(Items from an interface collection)
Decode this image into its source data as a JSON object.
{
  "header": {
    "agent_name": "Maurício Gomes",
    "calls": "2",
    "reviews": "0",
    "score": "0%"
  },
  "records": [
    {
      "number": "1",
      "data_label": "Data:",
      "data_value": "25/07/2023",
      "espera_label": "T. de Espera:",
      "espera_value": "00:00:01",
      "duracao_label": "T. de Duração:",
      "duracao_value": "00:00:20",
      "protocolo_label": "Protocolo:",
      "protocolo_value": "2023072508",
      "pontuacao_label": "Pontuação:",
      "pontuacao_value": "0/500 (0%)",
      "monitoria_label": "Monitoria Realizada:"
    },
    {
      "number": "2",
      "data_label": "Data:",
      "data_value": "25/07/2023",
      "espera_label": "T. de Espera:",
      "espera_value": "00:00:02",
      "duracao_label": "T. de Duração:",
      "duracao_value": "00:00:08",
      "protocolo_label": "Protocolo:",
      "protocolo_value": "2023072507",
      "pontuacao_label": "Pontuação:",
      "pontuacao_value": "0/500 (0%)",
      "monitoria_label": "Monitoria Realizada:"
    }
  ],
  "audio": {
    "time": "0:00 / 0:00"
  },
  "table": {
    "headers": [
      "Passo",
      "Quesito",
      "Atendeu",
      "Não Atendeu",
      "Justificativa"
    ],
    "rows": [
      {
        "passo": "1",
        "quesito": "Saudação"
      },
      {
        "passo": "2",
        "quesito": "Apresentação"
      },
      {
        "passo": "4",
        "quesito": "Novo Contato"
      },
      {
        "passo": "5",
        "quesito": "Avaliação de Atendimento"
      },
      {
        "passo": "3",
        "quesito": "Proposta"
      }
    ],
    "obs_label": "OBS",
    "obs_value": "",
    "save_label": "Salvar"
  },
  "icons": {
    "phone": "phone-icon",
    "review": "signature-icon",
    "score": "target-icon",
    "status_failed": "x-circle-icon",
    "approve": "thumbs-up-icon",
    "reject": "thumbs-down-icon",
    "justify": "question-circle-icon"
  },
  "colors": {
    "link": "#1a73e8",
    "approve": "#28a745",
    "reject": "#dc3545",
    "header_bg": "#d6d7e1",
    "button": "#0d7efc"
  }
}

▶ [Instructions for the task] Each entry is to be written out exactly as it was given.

▶ [Written reply]
Decode this image into its source data as a JSON object.
{
  "header": {
    "agent_name": "Maurício Gomes",
    "calls": "2",
    "reviews": "0",
    "score": "0%"
  },
  "records": [
    {
      "number": "1",
      "data_label": "Data:",
      "data_value": "25/07/2023",
      "espera_label": "T. de Espera:",
      "espera_value": "00:00:01",
      "duracao_label": "T. de Duração:",
      "duracao_value": "00:00:20",
      "protocolo_label": "Protocolo:",
      "protocolo_value": "2023072508",
      "pontuacao_label": "Pontuação:",
      "pontuacao_value": "0/500 (0%)",
      "monitoria_label": "Monitoria Realizada:"
    },
    {
      "number": "2",
      "data_label": "Data:",
      "data_value": "25/07/2023",
      "espera_label": "T. de Espera:",
      "espera_value": "00:00:02",
      "duracao_label": "T. de Duração:",
      "duracao_value": "00:00:08",
      "protocolo_label": "Protocolo:",
      "protocolo_value": "2023072507",
      "pontuacao_label": "Pontuação:",
      "pontuacao_value": "0/500 (0%)",
      "monitoria_label": "Monitoria Realizada:"
    }
  ],
  "audio": {
    "time": "0:00 / 0:00"
  },
  "table": {
    "headers": [
      "Passo",
      "Quesito",
      "Atendeu",
      "Não Atendeu",
      "Justificativa"
    ],
    "rows": [
      {
        "passo": "1",
        "quesito": "Saudação"
      },
      {
        "passo": "2",
        "quesito": "Apresentação"
      },
      {
        "passo": "4",
        "quesito": "Novo Contato"
      },
      {
        "passo": "5",
        "quesito": "Avaliação de Atendimento"
      },
      {
        "passo": "3",
        "quesito": "Proposta"
      }
    ],
    "obs_label": "OBS",
    "obs_value": "",
    "save_label": "Salvar"
  },
  "icons": {
    "phone": "phone-icon",
    "review": "signature-icon",
    "score": "target-icon",
    "status_failed": "x-circle-icon",
    "approve": "thumbs-up-icon",
    "reject": "thumbs-down-icon",
    "justify": "question-circle-icon"
  },
  "colors": {
    "link": "#1a73e8",
    "approve": "#28a745",
    "reject": "#dc3545",
    "header_bg": "#d6d7e1",
    "button": "#0d7efc"
  }
}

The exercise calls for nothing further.